Exercise objective: Quote each record exactly, please, leaving none out.

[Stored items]
+===+

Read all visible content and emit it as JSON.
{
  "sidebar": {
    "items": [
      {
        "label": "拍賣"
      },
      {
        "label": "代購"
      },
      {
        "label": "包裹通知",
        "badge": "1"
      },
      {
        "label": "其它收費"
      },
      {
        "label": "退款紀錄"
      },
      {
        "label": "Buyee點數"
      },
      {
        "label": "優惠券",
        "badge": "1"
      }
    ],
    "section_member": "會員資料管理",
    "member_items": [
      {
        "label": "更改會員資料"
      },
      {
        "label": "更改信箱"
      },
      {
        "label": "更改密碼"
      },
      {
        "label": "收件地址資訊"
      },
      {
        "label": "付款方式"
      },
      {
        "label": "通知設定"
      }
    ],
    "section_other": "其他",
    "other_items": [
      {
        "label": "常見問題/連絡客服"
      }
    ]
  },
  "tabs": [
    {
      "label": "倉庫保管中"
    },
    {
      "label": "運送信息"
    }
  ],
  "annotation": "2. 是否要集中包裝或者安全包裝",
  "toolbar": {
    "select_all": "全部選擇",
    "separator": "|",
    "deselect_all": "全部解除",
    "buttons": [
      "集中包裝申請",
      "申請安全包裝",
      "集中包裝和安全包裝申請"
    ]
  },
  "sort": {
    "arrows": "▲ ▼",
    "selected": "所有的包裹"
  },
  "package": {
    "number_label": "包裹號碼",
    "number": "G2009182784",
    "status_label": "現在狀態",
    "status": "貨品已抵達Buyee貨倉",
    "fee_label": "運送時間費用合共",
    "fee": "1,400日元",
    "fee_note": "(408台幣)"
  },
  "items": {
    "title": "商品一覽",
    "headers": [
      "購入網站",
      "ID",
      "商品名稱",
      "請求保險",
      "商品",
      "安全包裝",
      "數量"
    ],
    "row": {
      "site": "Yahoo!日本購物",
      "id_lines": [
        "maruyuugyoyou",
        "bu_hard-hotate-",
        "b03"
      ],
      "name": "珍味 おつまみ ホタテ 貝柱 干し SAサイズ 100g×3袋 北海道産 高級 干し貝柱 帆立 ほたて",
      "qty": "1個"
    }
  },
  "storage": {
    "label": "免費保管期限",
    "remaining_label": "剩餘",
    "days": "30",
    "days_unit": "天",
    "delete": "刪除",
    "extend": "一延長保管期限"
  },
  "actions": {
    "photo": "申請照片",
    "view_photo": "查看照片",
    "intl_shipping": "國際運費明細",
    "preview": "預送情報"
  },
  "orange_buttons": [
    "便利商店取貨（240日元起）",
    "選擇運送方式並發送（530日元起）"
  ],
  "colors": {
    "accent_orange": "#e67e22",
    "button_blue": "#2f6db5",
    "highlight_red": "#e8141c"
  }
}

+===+

Task result:
Read all visible content and emit it as JSON.
{
  "sidebar": {
    "items": [
      {
        "label": "拍賣"
      },
      {
        "label": "代購"
      },
      {
        "label": "包裹通知",
        "badge": "1"
      },
      {
        "label": "其它收費"
      },
      {
        "label": "退款紀錄"
      },
      {
        "label": "Buyee點數"
      },
      {
        "label": "優惠券",
        "badge": "1"
      }
    ],
    "section_member": "會員資料管理",
    "member_items": [
      {
        "label": "更改會員資料"
      },
      {
        "label": "更改信箱"
      },
      {
        "label": "更改密碼"
      },
      {
        "label": "收件地址資訊"
      },
      {
        "label": "付款方式"
      },
      {
        "label": "通知設定"
      }
    ],
    "section_other": "其他",
    "other_items": [
      {
        "label": "常見問題/連絡客服"
      }
    ]
  },
  "tabs": [
    {
      "label": "倉庫保管中"
    },
    {
      "label": "運送信息"
    }
  ],
  "annotation": "2. 是否要集中包裝或者安全包裝",
  "toolbar": {
    "select_all": "全部選擇",
    "separator": "|",
    "deselect_all": "全部解除",
    "buttons": [
      "集中包裝申請",
      "申請安全包裝",
      "集中包裝和安全包裝申請"
    ]
  },
  "sort": {
    "arrows": "▲ ▼",
    "selected": "所有的包裹"
  },
  "package": {
    "number_label": "包裹號碼",
    "number": "G2009182784",
    "status_label": "現在狀態",
    "status": "貨品已抵達Buyee貨倉",
    "fee_label": "運送時間費用合共",
    "fee": "1,400日元",
    "fee_note": "(408台幣)"
  },
  "items": {
    "title": "商品一覽",
    "headers": [
      "購入網站",
      "ID",
      "商品名稱",
      "請求保險",
      "商品",
      "安全包裝",
      "數量"
    ],
    "row": {
      "site": "Yahoo!日本購物",
      "id_lines": [
        "maruyuugyoyou",
        "bu_hard-hotate-",
        "b03"
      ],
      "name": "珍味 おつまみ ホタテ 貝柱 干し SAサイズ 100g×3袋 北海道産 高級 干し貝柱 帆立 ほたて",
      "qty": "1個"
    }
  },
  "storage": {
    "label": "免費保管期限",
    "remaining_label": "剩餘",
    "days": "30",
    "days_unit": "天",
    "delete": "刪除",
    "extend": "一延長保管期限"
  },
  "actions": {
    "photo": "申請照片",
    "view_photo": "查看照片",
    "intl_shipping": "國際運費明細",
    "preview": "預送情報"
  },
  "orange_buttons": [
    "便利商店取貨（240日元起）",
    "選擇運送方式並發送（530日元起）"
  ],
  "colors": {
    "accent_orange": "#e67e22",
    "button_blue": "#2f6db5",
    "highlight_red": "#e8141c"
  }
}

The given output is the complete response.